Knoxville Raceway likely wouldn’t be what it is as one of the country’s most renowned short tracks without the work of Ralph Capitani.
Capitani has died following a battle of cancer (according to Speed Sport), news of which was announced Monday by the track.
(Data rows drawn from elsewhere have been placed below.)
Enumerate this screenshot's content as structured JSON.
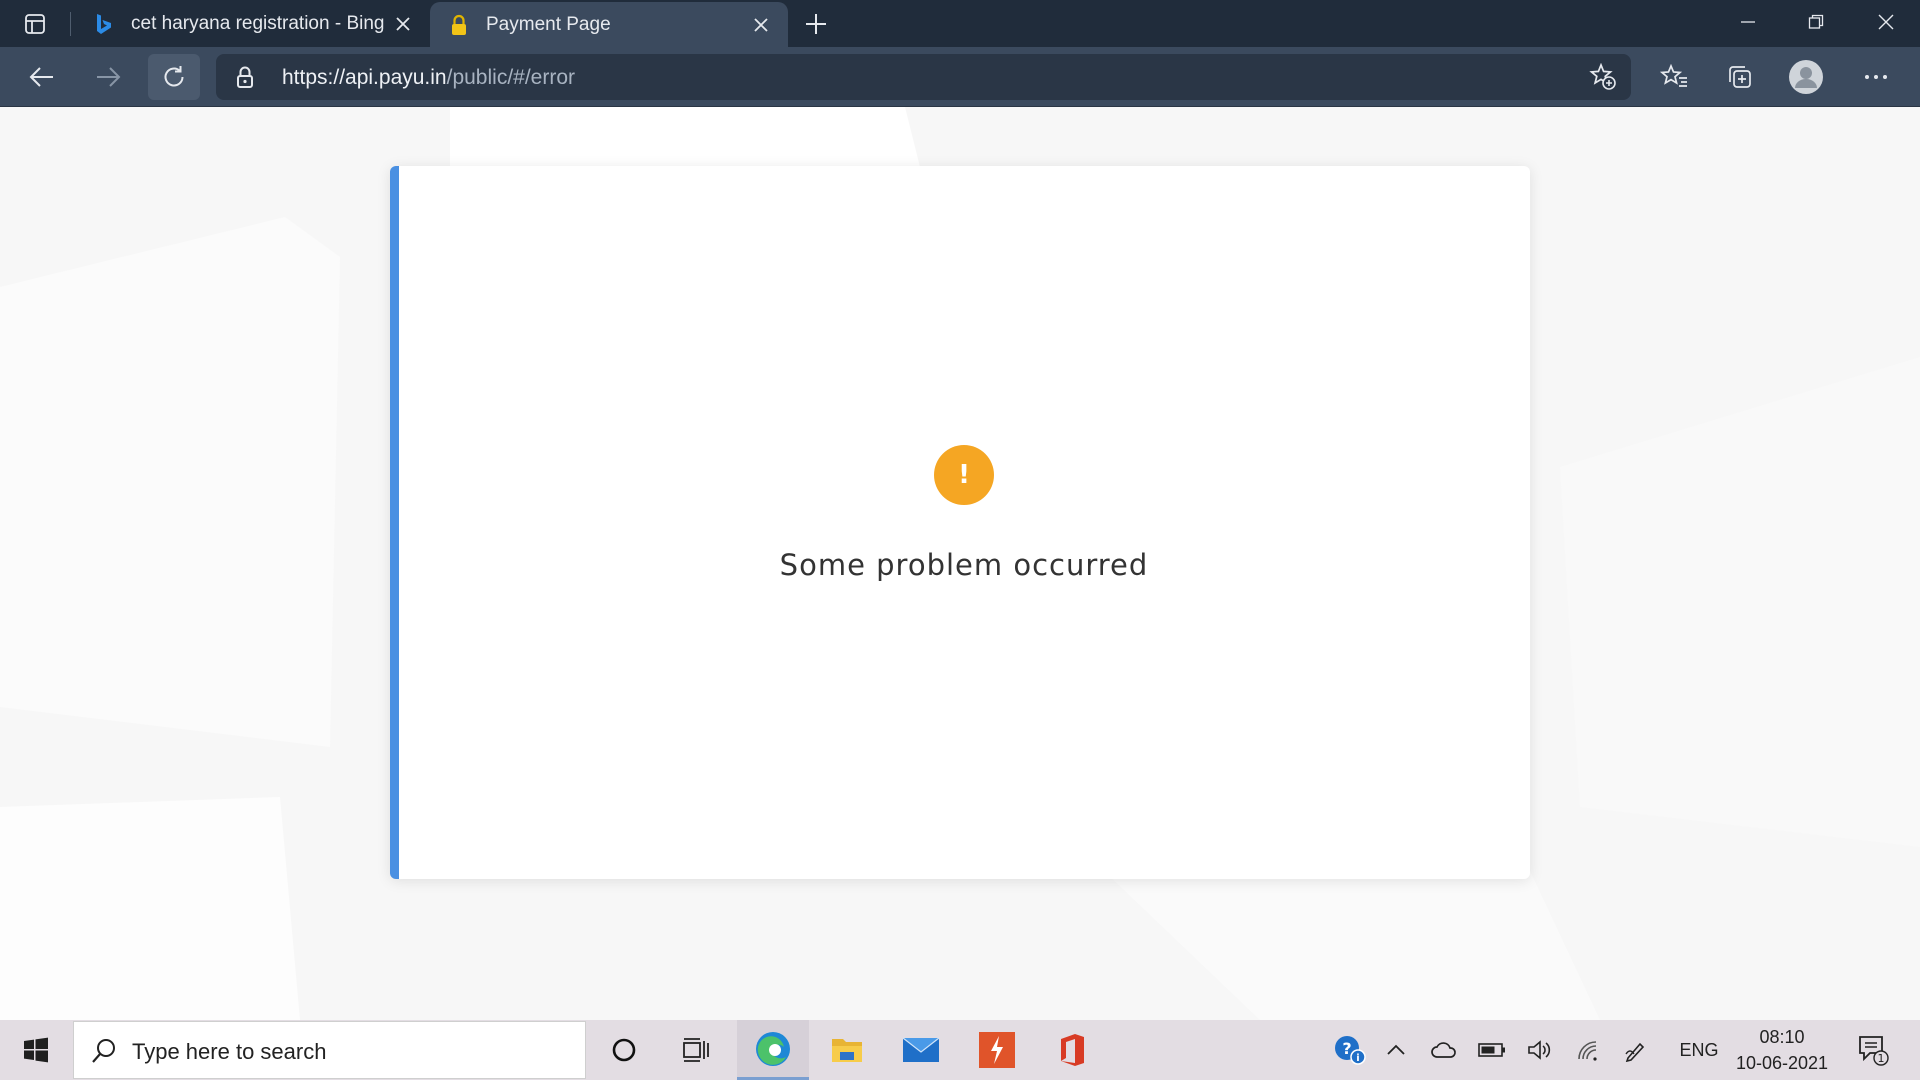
{
  "browser": {
    "tabs": [
      {
        "title": "cet haryana registration - Bing",
        "favicon": "bing-icon",
        "active": false
      },
      {
        "title": "Payment Page",
        "favicon": "lock-icon",
        "active": true
      }
    ],
    "url": {
      "scheme": "https://",
      "host": "api.payu.in",
      "path": "/public/#/error"
    }
  },
  "page": {
    "error_icon_glyph": "!",
    "error_message": "Some problem occurred",
    "accent_color": "#4a90e2",
    "warning_color": "#f5a623"
  },
  "taskbar": {
    "search_placeholder": "Type here to search",
    "apps": [
      "cortana-icon",
      "task-view-icon",
      "edge-icon",
      "file-explorer-icon",
      "mail-icon",
      "swiftkey-icon",
      "office-icon"
    ],
    "language": "ENG",
    "time": "08:10",
    "date": "10-06-2021",
    "notification_count": "1"
  }
}
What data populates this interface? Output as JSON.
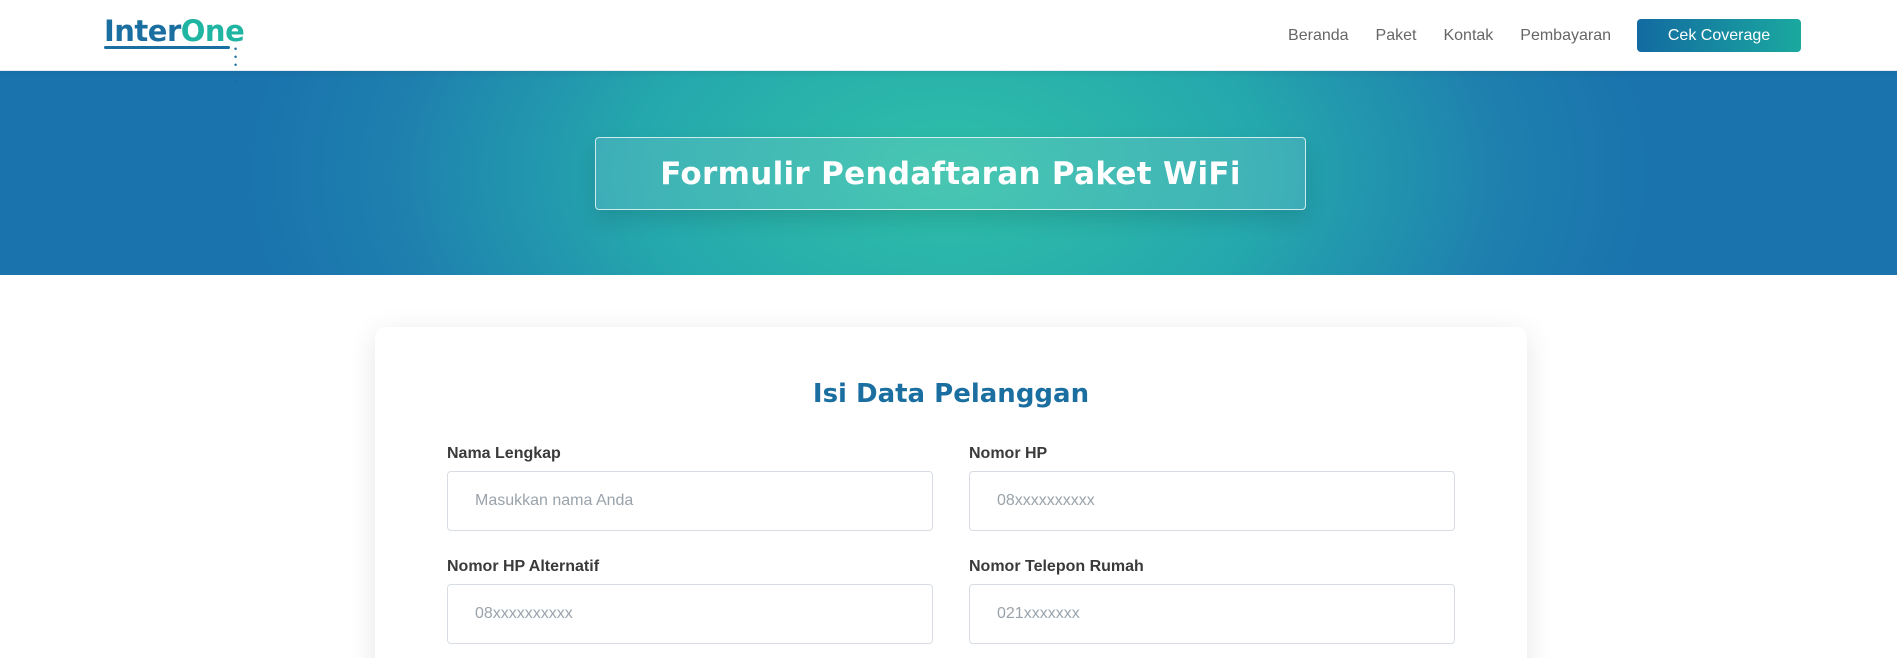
{
  "brand": {
    "logo_inter": "Inter",
    "logo_one": "One",
    "logo_dots": "• • • • •"
  },
  "nav": {
    "items": [
      {
        "label": "Beranda"
      },
      {
        "label": "Paket"
      },
      {
        "label": "Kontak"
      },
      {
        "label": "Pembayaran"
      }
    ],
    "cta_label": "Cek Coverage"
  },
  "hero": {
    "title": "Formulir Pendaftaran Paket WiFi"
  },
  "form": {
    "title": "Isi Data Pelanggan",
    "fields": [
      {
        "label": "Nama Lengkap",
        "placeholder": "Masukkan nama Anda",
        "value": ""
      },
      {
        "label": "Nomor HP",
        "placeholder": "08xxxxxxxxxx",
        "value": ""
      },
      {
        "label": "Nomor HP Alternatif",
        "placeholder": "08xxxxxxxxxx",
        "value": ""
      },
      {
        "label": "Nomor Telepon Rumah",
        "placeholder": "021xxxxxxx",
        "value": ""
      }
    ]
  },
  "colors": {
    "primary": "#1b6fa0",
    "accent": "#1fb5a2",
    "hero_center": "#2fc0a8",
    "hero_edge": "#1a73ad"
  }
}
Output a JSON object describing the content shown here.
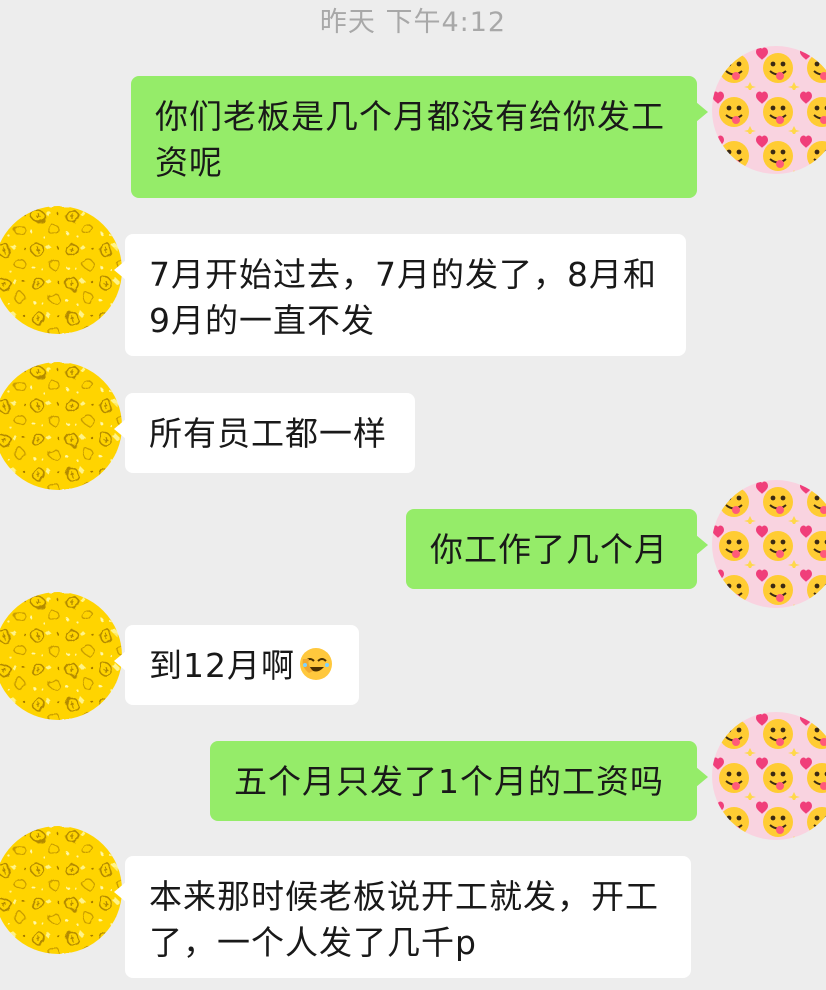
{
  "chat": {
    "timestamp": "昨天 下午4:12",
    "messages": [
      {
        "side": "out",
        "text": "你们老板是几个月都没有给你发工资呢"
      },
      {
        "side": "in",
        "text": "7月开始过去，7月的发了，8月和9月的一直不发"
      },
      {
        "side": "in",
        "text": "所有员工都一样"
      },
      {
        "side": "out",
        "text": "你工作了几个月"
      },
      {
        "side": "in",
        "text": "到12月啊",
        "emoji": "face-palm-laughing-emoji"
      },
      {
        "side": "out",
        "text": "五个月只发了1个月的工资吗"
      },
      {
        "side": "in",
        "text": "本来那时候老板说开工就发，开工了，一个人发了几千p"
      }
    ]
  },
  "theme": {
    "background": "#ededed",
    "outgoing_bubble": "#95ec69",
    "incoming_bubble": "#ffffff",
    "timestamp_color": "#a8a8a8"
  },
  "avatars": {
    "self": "tongue-heart-emoji-avatar",
    "contact": "gold-glitter-coins-avatar"
  }
}
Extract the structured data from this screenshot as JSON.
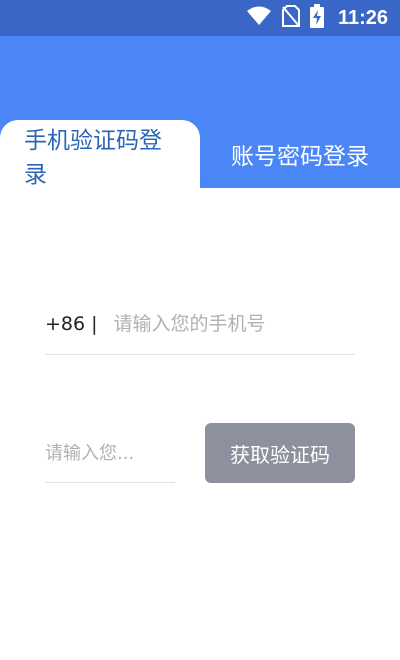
{
  "status_bar": {
    "time": "11:26",
    "icons": [
      "wifi-icon",
      "no-sim-icon",
      "battery-charging-icon"
    ]
  },
  "tabs": {
    "sms_login": "手机验证码登录",
    "account_login": "账号密码登录",
    "active": "sms_login"
  },
  "phone": {
    "prefix": "+86 |",
    "placeholder": "请输入您的手机号",
    "value": ""
  },
  "code": {
    "placeholder": "请输入您...",
    "value": ""
  },
  "get_code_button": {
    "label": "获取验证码"
  },
  "colors": {
    "status_bar": "#3a66c8",
    "header": "#4a86f5",
    "active_tab_text": "#2b66b5",
    "button_disabled": "#8c919d"
  }
}
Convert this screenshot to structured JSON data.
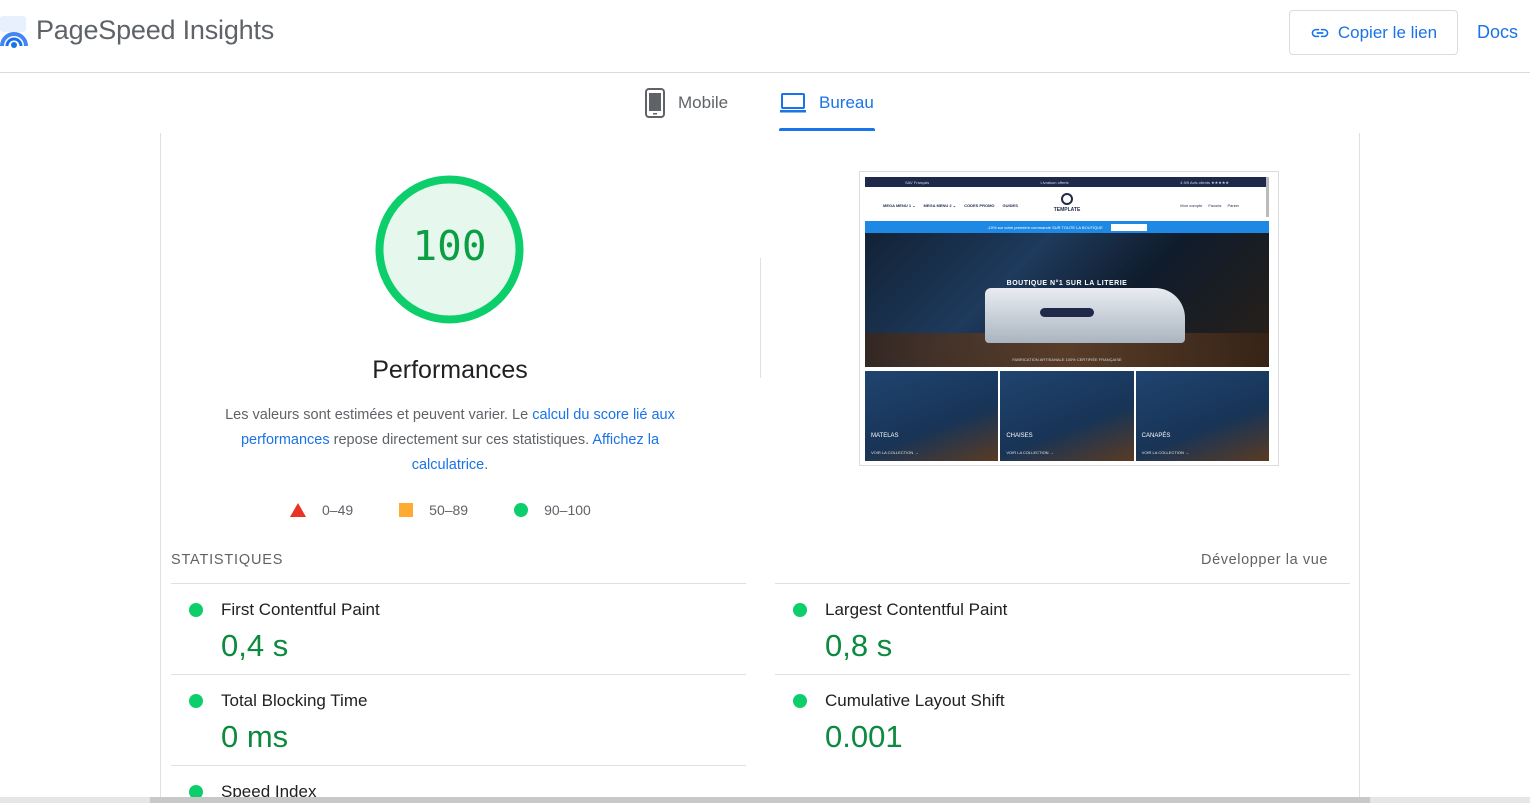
{
  "header": {
    "app_title": "PageSpeed Insights",
    "copy_link_label": "Copier le lien",
    "docs_label": "Docs"
  },
  "tabs": [
    {
      "label": "Mobile",
      "icon": "smartphone-icon",
      "selected": false
    },
    {
      "label": "Bureau",
      "icon": "laptop-icon",
      "selected": true
    }
  ],
  "score": {
    "value": "100",
    "percent": 100,
    "category": "Performances",
    "color": "#0cce6b"
  },
  "description": {
    "part1": "Les valeurs sont estimées et peuvent varier. Le ",
    "link1": "calcul du score lié aux performances",
    "part2": " repose directement sur ces statistiques. ",
    "link2": "Affichez la calculatrice",
    "part3": "."
  },
  "legend": [
    {
      "range": "0–49",
      "shape": "triangle",
      "color": "#eb3324"
    },
    {
      "range": "50–89",
      "shape": "square",
      "color": "#ffaa33"
    },
    {
      "range": "90–100",
      "shape": "circle",
      "color": "#0cce6b"
    }
  ],
  "screenshot": {
    "topbar": [
      "SAV Français",
      "Livraison offerte",
      "4.9/5 Avis clients ★★★★★"
    ],
    "nav_left": [
      "MEGA MENU 1 ⌄",
      "MEGA MENU 2 ⌄",
      "CODES PROMO",
      "GUIDES"
    ],
    "brand": "TEMPLATE",
    "nav_right": [
      "Mon compte",
      "Favoris",
      "Panier"
    ],
    "promo": "-10% sur votre première commande SUR TOUTE LA BOUTIQUE",
    "hero_title": "BOUTIQUE N°1 SUR LA LITERIE",
    "hero_foot": "FABRICATION ARTISANALE 100% CERTIFIÉE FRANÇAISE",
    "categories": [
      {
        "label": "MATELAS",
        "sub": "VOIR LA COLLECTION →"
      },
      {
        "label": "CHAISES",
        "sub": "VOIR LA COLLECTION →"
      },
      {
        "label": "CANAPÉS",
        "sub": "VOIR LA COLLECTION →"
      }
    ]
  },
  "stats": {
    "section_label": "STATISTIQUES",
    "expand_label": "Développer la vue",
    "metrics": [
      {
        "name": "First Contentful Paint",
        "value": "0,4 s"
      },
      {
        "name": "Largest Contentful Paint",
        "value": "0,8 s"
      },
      {
        "name": "Total Blocking Time",
        "value": "0 ms"
      },
      {
        "name": "Cumulative Layout Shift",
        "value": "0.001"
      },
      {
        "name": "Speed Index",
        "value": ""
      }
    ]
  }
}
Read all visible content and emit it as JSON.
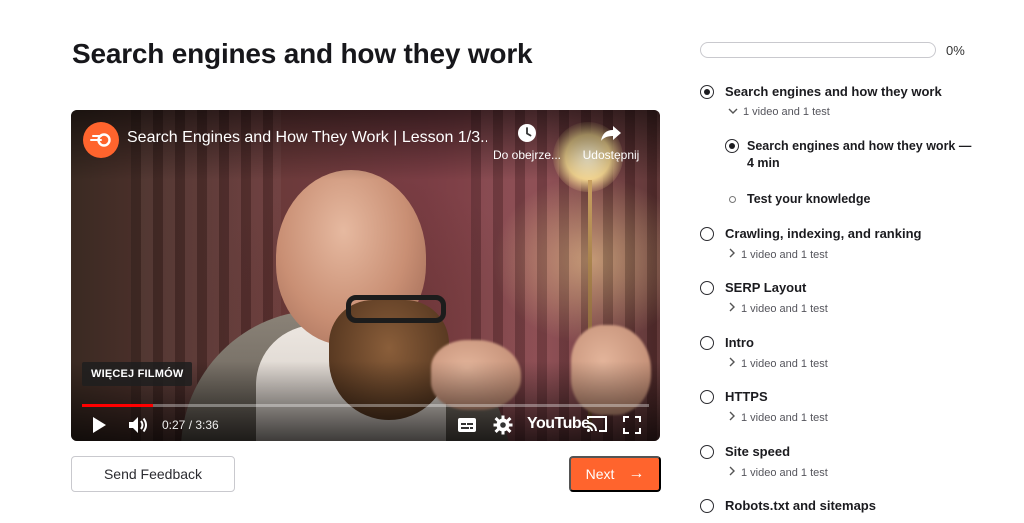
{
  "page": {
    "title": "Search engines and how they work"
  },
  "player": {
    "video_title": "Search Engines and How They Work | Lesson 1/3...",
    "watch_later_label": "Do obejrze...",
    "share_label": "Udostępnij",
    "more_videos_label": "WIĘCEJ FILMÓW",
    "time_display": "0:27 / 3:36",
    "progress_fraction": 0.125,
    "youtube_logo": "YouTube",
    "icons": [
      "semrush-channel-icon",
      "clock-icon",
      "share-icon",
      "play-icon",
      "volume-icon",
      "subtitles-icon",
      "settings-gear-icon",
      "cast-icon",
      "fullscreen-icon"
    ]
  },
  "actions": {
    "feedback_label": "Send Feedback",
    "next_label": "Next",
    "next_arrow": "→"
  },
  "course": {
    "progress_label": "0%",
    "progress_fraction": 0,
    "lessons": [
      {
        "title": "Search engines and how they work",
        "meta": "1 video and 1 test",
        "expanded": true,
        "selected": true,
        "items": [
          {
            "title": "Search engines and how they work — 4 min",
            "selected": true
          },
          {
            "title": "Test your knowledge",
            "selected": false
          }
        ]
      },
      {
        "title": "Crawling, indexing, and ranking",
        "meta": "1 video and 1 test"
      },
      {
        "title": "SERP Layout",
        "meta": "1 video and 1 test"
      },
      {
        "title": "Intro",
        "meta": "1 video and 1 test"
      },
      {
        "title": "HTTPS",
        "meta": "1 video and 1 test"
      },
      {
        "title": "Site speed",
        "meta": "1 video and 1 test"
      },
      {
        "title": "Robots.txt and sitemaps",
        "meta": ""
      }
    ]
  },
  "colors": {
    "accent": "#ff642d",
    "progress_red": "#ff0000",
    "text_dark": "#1b1b1f"
  }
}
The longtime promoter at the track was born in 1932.
Capitani, better known as “Cappy,” oversaw a huge rise in the stature and popularity of the track’s premier event – the Knoxville Nationals – after taking the reins as the track’s new race director and promoter in 1978.
Some of the elements Capitani worked to implement were improved facilities, purses, safety standards, car counts and audience, the latter of which saw the Knoxville Nationals eventually make it to TV. He also established the Knoxville Raceway Hall of Fame.
In his 40th year at Knoxville in 2007, Capitani said the prestige of the Knoxville Nationals remained incredible.
“I think the Knoxville Nationals is the best sprint car race of the year, bar none,” he said in 2007, via InLappedTraffic. “It is the only time you see ALL of the best sprint car drivers competing on the same playing field. It is a United States and Internationally wide event.”
He retired from the track at the end of 2011.
Knoxville Raceway released a statement confirming Capitani’s passing, and thanking him for all he did to put the track and race on the map.
A portion of the statement reads: “A visionary in the sport, Cappy aimed to make sprint car racing at Knoxville Raceway grander, the purses bigger and the grandstands fuller. He achieved them all with a smile on his face and a hearty handshake for every team owner, driver, crew member and fan that ever crossed his path.”